The French Have a Phrase For It

Miranda July. I met her at a dinner party off Coldwater Canyon.

It was so chic. I can’t tell you how chic it was. The whole night I jockeyed to get next to her. Finally, at the end of the evening, after our hostess told us to write our names in permanent marker on her mahogany table, I made my move. “Miranda,” I said, on our way out “You’re great. You’re just great.” (I’m wildly articulate in moments of high anxiety.) I asked her what her next movie was about. “It’s about a cat” she said, like a cat. “And the cat is in love with a plastic bag.” I swallowed. I smiled. “What’s it called?” I asked. She drew an invisible lock of hair around her tiny ear. “Satisfaction.”

And that was that.

Literally, esprit d’escalier means “sprit of the stairs.” Figuratively, what you should have said when you had the chance. But now that you’re on the stairs, on your way out, it’s too late.



“Can I tell you something?”


“Well, excuse me, but I didn’t want to see your movie, Me and You and Everyone We Know, when it came out. It looked like something a sad girl in high school would have liked.”


“But my friend Goldblatt, who has seen it like three times, insisted I go. I told him I thought it looked, honestly, like just the sort of posturing, faux-indie, cutesy, aimless, airless crap that makes me want to run to Hepburn and Tracy, but he assured me that I would change my opinion after I saw it.”


“You don’t say much do you?”

“It’s late.”

“What I wanted to say was, it blew me away.”


“You made a romantic comedy from your guts, you know? Who does that? Romantic comedies – the good ones at least – seem to come from heaven, but you made one that – even though it’s all pretty and soft – that feels so earthbound and packed with all of the hot blooded vigor of a real and really lonely person.”

“I’m tired.”

“Do you know what I mean? When I heard that little boy say, sweetly, ‘You poop into my butt hole and I poop into your butt hole…back and forth…forever,’ I got it. I thought, ‘Yes, that’s love, isn’t it?’ And then I thought, ‘Wow, I can’t remember the last time I heard anything in a movie that so succinctly and hilariously summed the whole thing up. It was almost like one of those glimmering lines from Lubitsch.”

“It was nice meeting you.”

“Hey, wait.”


“What’s your next movie about?”


One response to “The French Have a Phrase For It

  1. Re Miranda and “Me, You…
    No meshpucha here but a whole lotta heart.
    Yours were my sentiments precisely.

Leave a Reply

Fill in your details below or click an icon to log in: Logo
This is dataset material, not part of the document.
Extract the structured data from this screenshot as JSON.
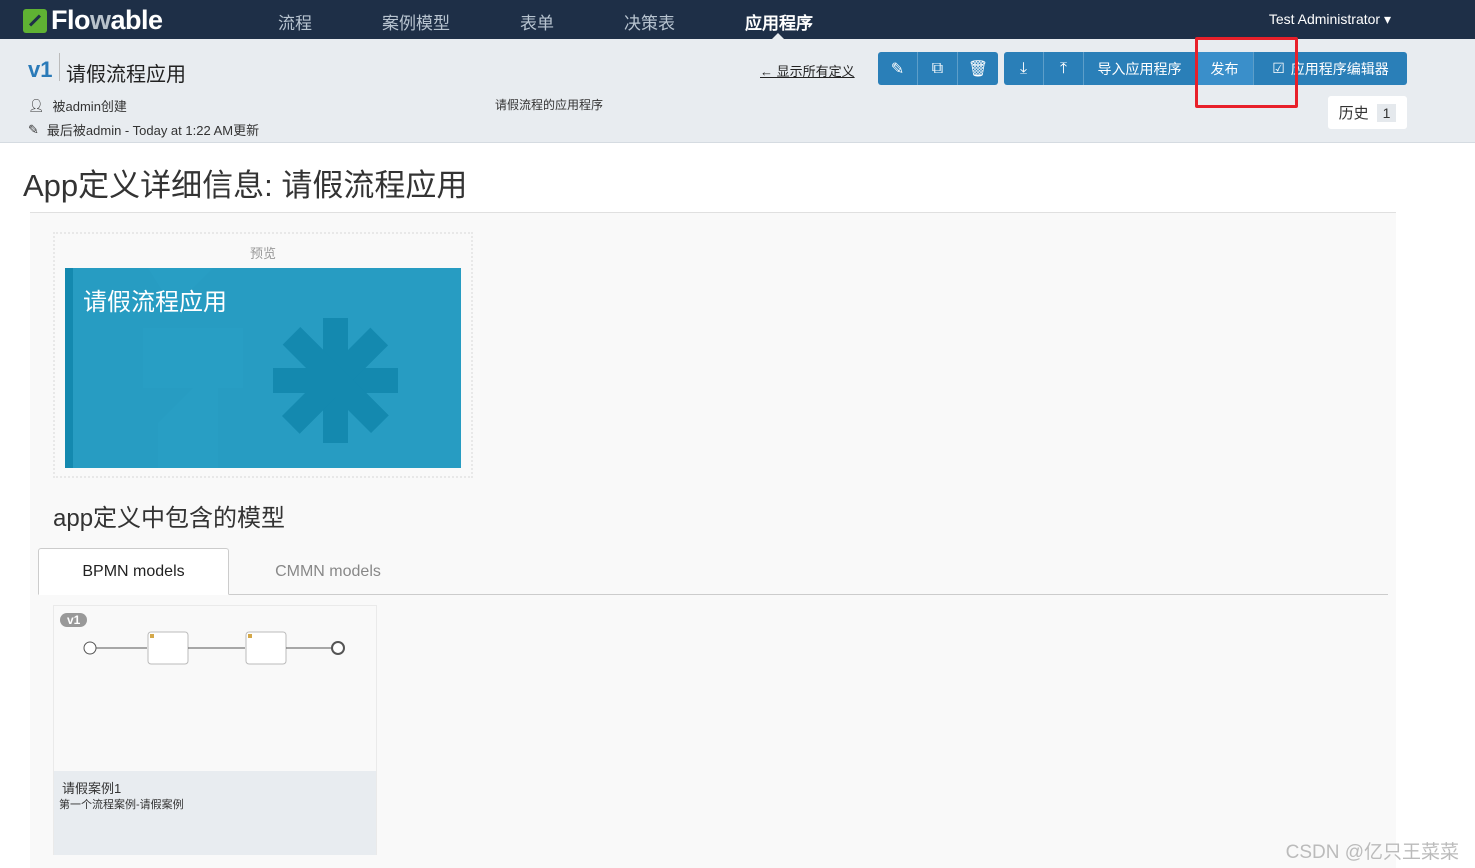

You are commenting using your account. Log Out /  Change )

Google+ photo

You are commenting using your Google+ account. Log Out /  Change )

Twitter picture

You are commenting using your Twitter account. Log Out /  Change )

Facebook photo

You are commenting using your Facebook account. Log Out /  Change )


Connecting to %s